Back to back off-ramps depart in quick succession from Interstate 285 north for U.S. 41 (Exit 19) and Interstate 75 (Exit 20) in 1.5 miles. The two routes parallel one another throughout the state of Georgia. Photo taken 09/28/10.
U.S. 41 travels northwest along Cobb Parkway, a busy commercial arterial through east Smyrna and Marietta to Dobbins A.R.B. and Kennesaw. Southward, U.S. 41 becomes Northside Parkway once it enters the city of Atlanta at the Paces neighborhood. Photo taken 09/28/10.
This diagrammatic sign was posted at the CSX Railroad overpass until 2015. A diamond interchange follows with U.S. 41 (Cobb Parkway) by Suntrust Park, the 2017 completed stadium for the Atlanta Braves MLB franchise. A myriad of retail lines Cobb Parkway nearby, including the Cobb Galleria Centre and Cumberland Mall. Photo taken 09/28/10.
Interstate 285 narrows to six lanes through the directional cloverleaf interchange (Exit 20) with Interstate 75. A two-lane off-ramp separates from the freeway mainline for U.S. 41 (Exit 19), followed by a two-lane collector distributor road for I-75. Photo taken 09/28/10.
An APL overhead replaced this pair of signs at the Exit 20 c/d roadway to I-75. Construction for the Northwest Corridor Express Lanes from October 2014 to December 2017, adds flyovers linking the Perimeter Highway with the toll lanes extending north along I-75 to I-575. Photo taken 09/28/10.
Traffic joins the Exit 20 c/d roadway from U.S. 41 (Cobb Parkway) ahead of the ramp split for Interstate 75 south into Atlanta and north to Marietta, Dalton and Chattanooga, Tennessee. Photo taken 09/28/10.
The "Freeing the Freeways" megaproject reconfigured the exchange at I-75/285 to build a new beltway mainline and repurpose the previous roadways as c/d roadways. A flyover was also added from I-75 south to I-285 east. Photo taken 09/28/10.
A grade level ramp departs from the left side of the c/d roadway for Interstate 75 north. I-75 ventures 98 miles northwest to Chattanooga, Tennessee. Photo taken 09/28/10.
2 photos
2 photos
Taking the southbound on-ramp to Interstate 75, drivers pass under Akers Mill Road and separate with a slip ramp for the Cumberland Boulevard (Exit 258). Photos taken 06/21/05.


 

Sources:

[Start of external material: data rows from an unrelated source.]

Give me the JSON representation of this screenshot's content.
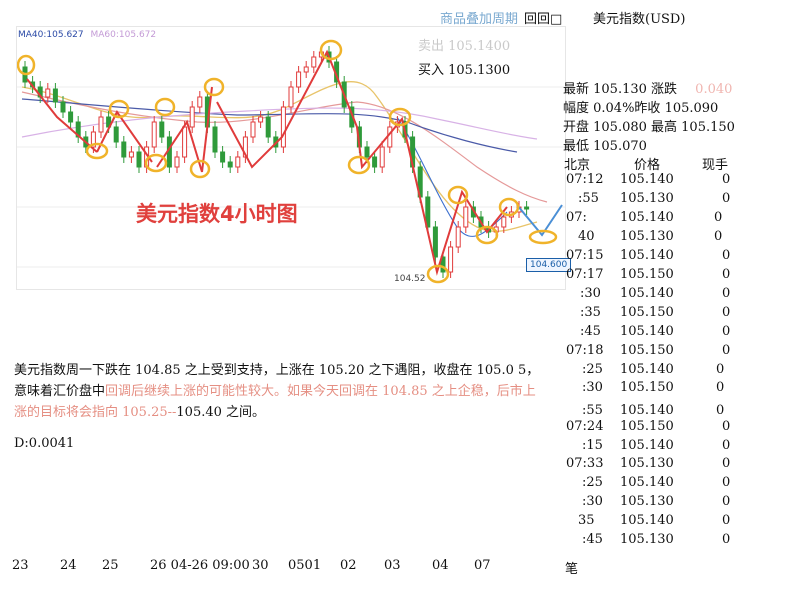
{
  "header": {
    "link": "商品叠加周期",
    "controls": "回回□",
    "title": "美元指数(USD)"
  },
  "ticket": {
    "sell": "卖出 105.1400",
    "buy": "买入 105.1300"
  },
  "quote": {
    "row1_a": "最新 105.130 涨跌",
    "row1_b": "0.040",
    "row2": "幅度  0.04%昨收 105.090",
    "row3": "开盘 105.080 最高 105.150",
    "row4": "最低 105.070"
  },
  "trades_header": {
    "place": "北京",
    "price": "价格",
    "volume": "现手"
  },
  "trades": [
    {
      "time": "07:12",
      "price": "105.140",
      "vol": "0"
    },
    {
      "time": ":55",
      "price": "105.130",
      "vol": "0"
    },
    {
      "time": "07:",
      "price": "105.140",
      "vol": "0"
    },
    {
      "time": "40",
      "price": "105.130",
      "vol": "0"
    },
    {
      "time": "07:15",
      "price": "105.140",
      "vol": "0"
    },
    {
      "time": "07:17",
      "price": "105.150",
      "vol": "0"
    },
    {
      "time": ":30",
      "price": "105.140",
      "vol": "0"
    },
    {
      "time": ":35",
      "price": "105.150",
      "vol": "0"
    },
    {
      "time": ":45",
      "price": "105.140",
      "vol": "0"
    },
    {
      "time": "07:18",
      "price": "105.150",
      "vol": "0"
    },
    {
      "time": ":25",
      "price": "105.140",
      "vol": "0"
    },
    {
      "time": ":30",
      "price": "105.150",
      "vol": "0"
    },
    {
      "time": ":55",
      "price": "105.140",
      "vol": "0"
    },
    {
      "time": "07:24",
      "price": "105.150",
      "vol": "0"
    },
    {
      "time": ":15",
      "price": "105.140",
      "vol": "0"
    },
    {
      "time": "07:33",
      "price": "105.130",
      "vol": "0"
    },
    {
      "time": ":25",
      "price": "105.140",
      "vol": "0"
    },
    {
      "time": ":30",
      "price": "105.130",
      "vol": "0"
    },
    {
      "time": "35",
      "price": "105.140",
      "vol": "0"
    },
    {
      "time": ":45",
      "price": "105.130",
      "vol": "0"
    }
  ],
  "chart": {
    "ma40_label": "MA40:105.627",
    "ma60_label": "MA60:105.672",
    "title": "美元指数4小时图",
    "low_label": "104.52",
    "price_tag": "104.600",
    "up_color": "#e03b3b",
    "down_color": "#2f9a3a"
  },
  "news": {
    "part1": "美元指数周一下跌在 104.85 之上受到支持，上涨在 105.20 之下遇阻，收盘在 105.0 5，意味着汇价盘中",
    "part2": "回调后继续上涨的可能性较大。如果今天回调在 104.85 之上企稳，后市上涨的目标将会指向 105.25--",
    "part3": "105.40 之间。"
  },
  "dval": "D:0.0041",
  "date_axis": [
    "23",
    "24",
    "25",
    "26 04-26 09:00",
    "30",
    "0501",
    "02",
    "03",
    "04",
    "07"
  ],
  "footer_char": "笔"
}
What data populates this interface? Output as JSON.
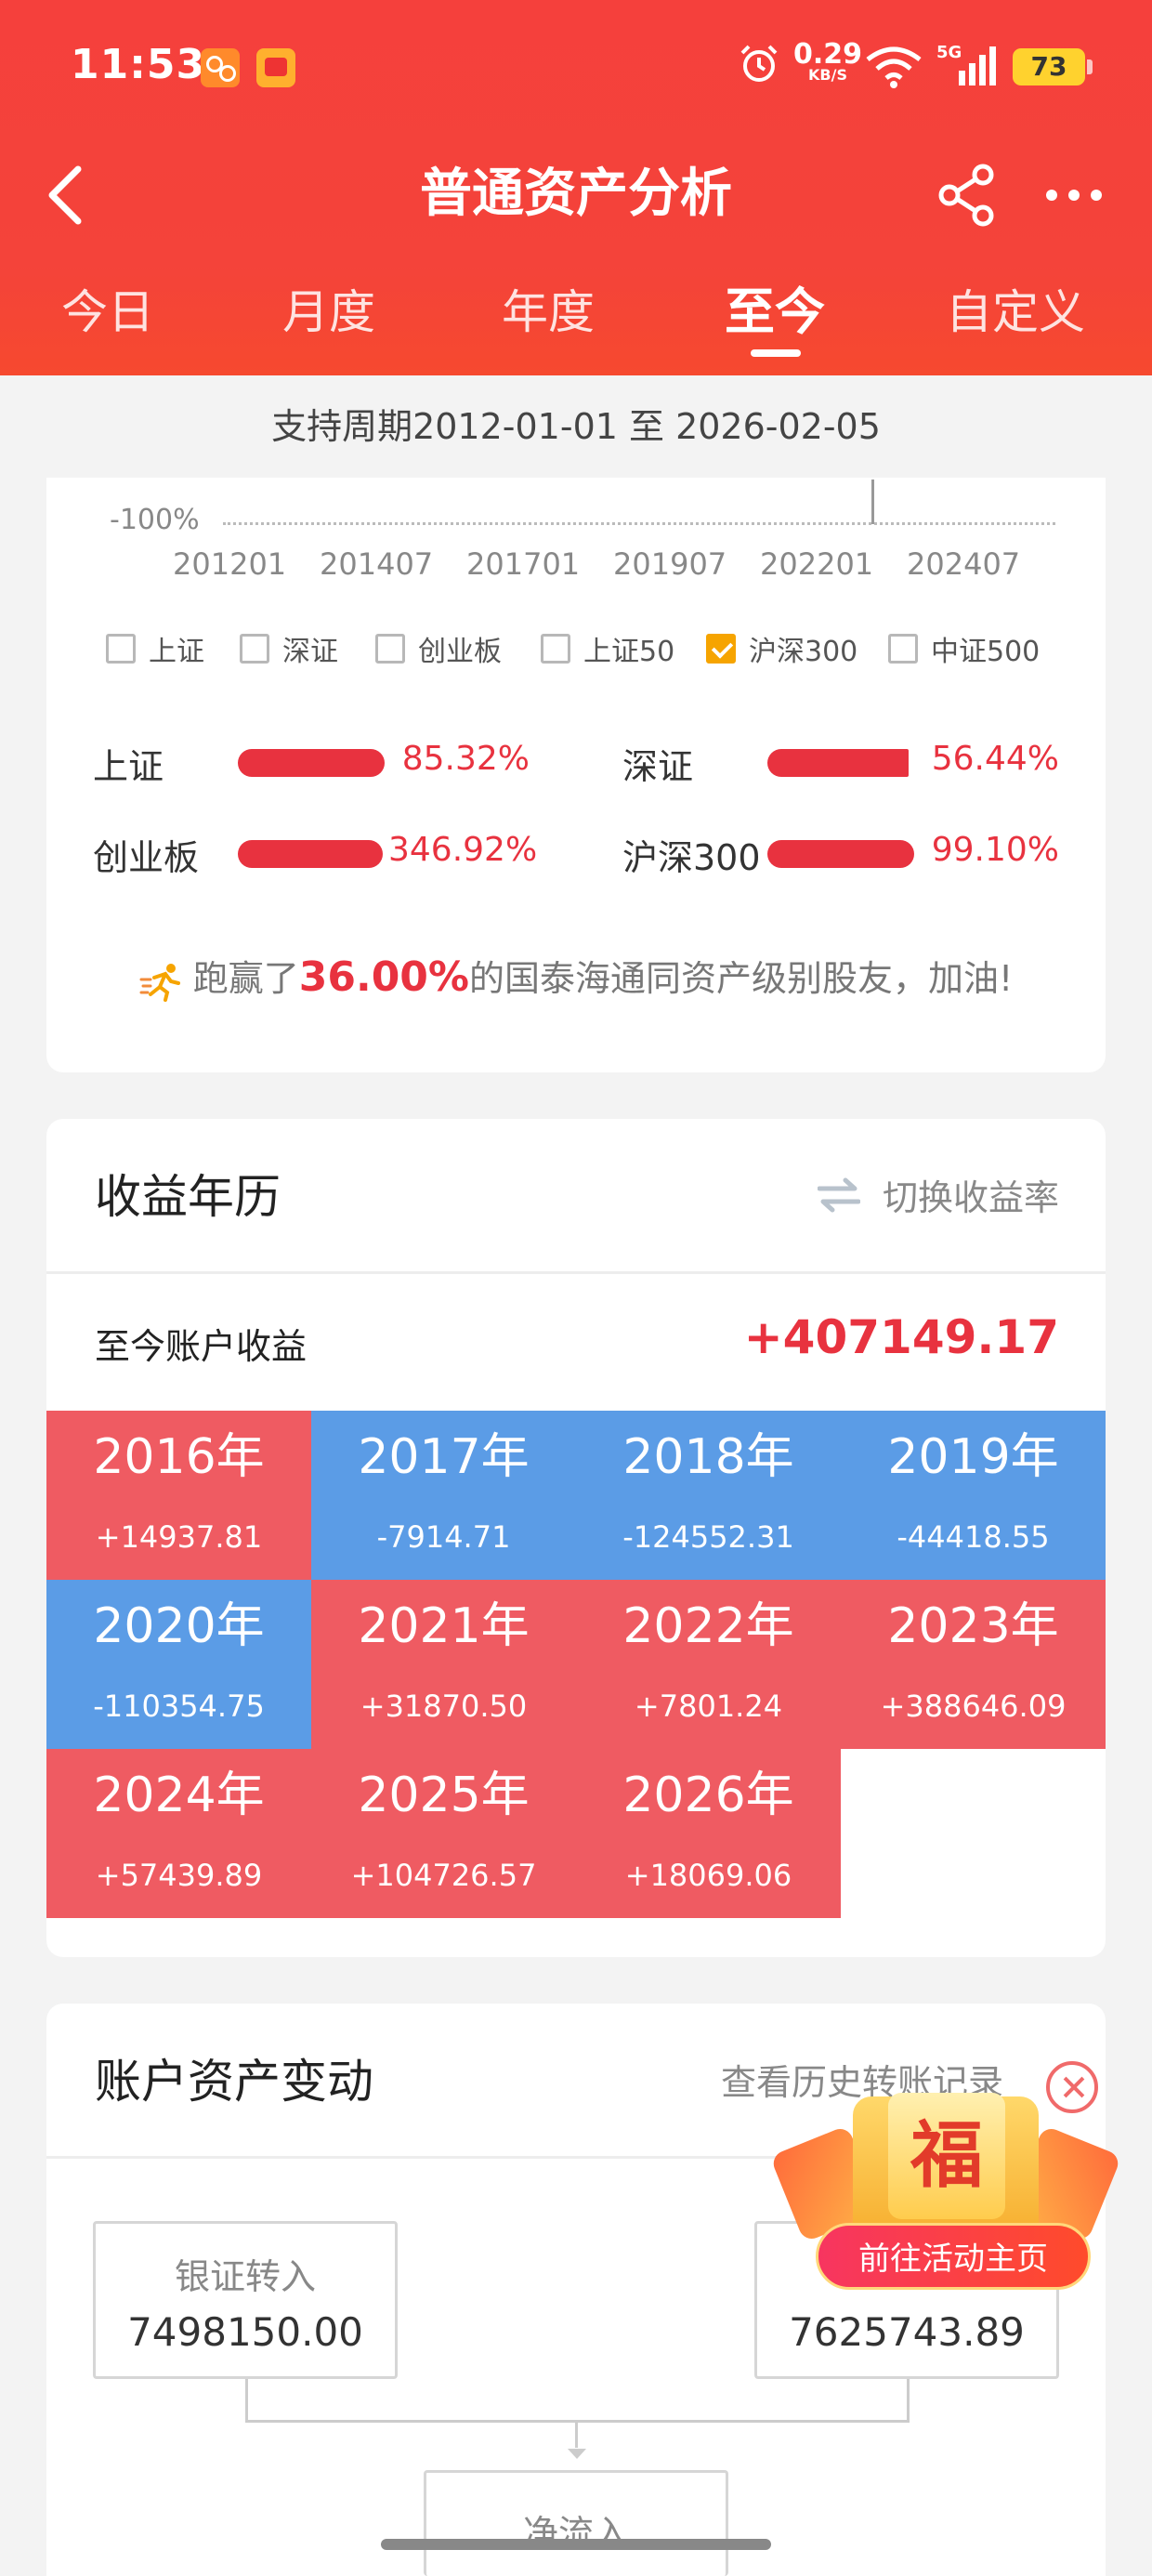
{
  "status_bar": {
    "time": "11:53",
    "net_speed": "0.29",
    "net_unit": "KB/S",
    "network": "5G",
    "battery": "73"
  },
  "nav": {
    "title": "普通资产分析"
  },
  "tabs": [
    {
      "label": "今日",
      "active": false
    },
    {
      "label": "月度",
      "active": false
    },
    {
      "label": "年度",
      "active": false
    },
    {
      "label": "至今",
      "active": true
    },
    {
      "label": "自定义",
      "active": false
    }
  ],
  "period": "支持周期2012-01-01 至 2026-02-05",
  "chart": {
    "y_tick": "-100%",
    "x_ticks": [
      "201201",
      "201407",
      "201701",
      "201907",
      "202201",
      "202407"
    ]
  },
  "legend": [
    {
      "label": "上证",
      "checked": false
    },
    {
      "label": "深证",
      "checked": false
    },
    {
      "label": "创业板",
      "checked": false
    },
    {
      "label": "上证50",
      "checked": false
    },
    {
      "label": "沪深300",
      "checked": true
    },
    {
      "label": "中证500",
      "checked": false
    }
  ],
  "index_compare": [
    {
      "name": "上证",
      "value": "85.32%"
    },
    {
      "name": "深证",
      "value": "56.44%"
    },
    {
      "name": "创业板",
      "value": "346.92%"
    },
    {
      "name": "沪深300",
      "value": "99.10%"
    }
  ],
  "beat": {
    "prefix": "跑赢了",
    "percent": "36.00%",
    "suffix": "的国泰海通同资产级别股友，加油!"
  },
  "calendar": {
    "title": "收益年历",
    "switch_label": "切换收益率",
    "total_label": "至今账户收益",
    "total_value": "+407149.17",
    "years": [
      {
        "year": "2016年",
        "value": "+14937.81",
        "sign": "pos"
      },
      {
        "year": "2017年",
        "value": "-7914.71",
        "sign": "neg"
      },
      {
        "year": "2018年",
        "value": "-124552.31",
        "sign": "neg"
      },
      {
        "year": "2019年",
        "value": "-44418.55",
        "sign": "neg"
      },
      {
        "year": "2020年",
        "value": "-110354.75",
        "sign": "neg"
      },
      {
        "year": "2021年",
        "value": "+31870.50",
        "sign": "pos"
      },
      {
        "year": "2022年",
        "value": "+7801.24",
        "sign": "pos"
      },
      {
        "year": "2023年",
        "value": "+388646.09",
        "sign": "pos"
      },
      {
        "year": "2024年",
        "value": "+57439.89",
        "sign": "pos"
      },
      {
        "year": "2025年",
        "value": "+104726.57",
        "sign": "pos"
      },
      {
        "year": "2026年",
        "value": "+18069.06",
        "sign": "pos"
      }
    ]
  },
  "asset_change": {
    "title": "账户资产变动",
    "history_link": "查看历史转账记录",
    "transfer_in_label": "银证转入",
    "transfer_in_value": "7498150.00",
    "right_value": "7625743.89",
    "net_label": "净流入"
  },
  "promo": {
    "glyph": "福",
    "button_label": "前往活动主页"
  },
  "colors": {
    "brand_red": "#f5403c",
    "profit_red": "#e8323f",
    "gain_cell": "#ef5b62",
    "loss_cell": "#5b9ce6",
    "check_orange": "#f6a400"
  }
}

  1. TrailExpress.com: The Silver Comet Trail.
  2. Vinings Historic Preservation Society http://www.vinings.org/briefhistory.htm.


Photo Credits:

06/21/05, 09/28/10, 06/30/17 by AARoads

Connect with:
Interstate 20
Interstate 75

Page Updated 07-03-2017.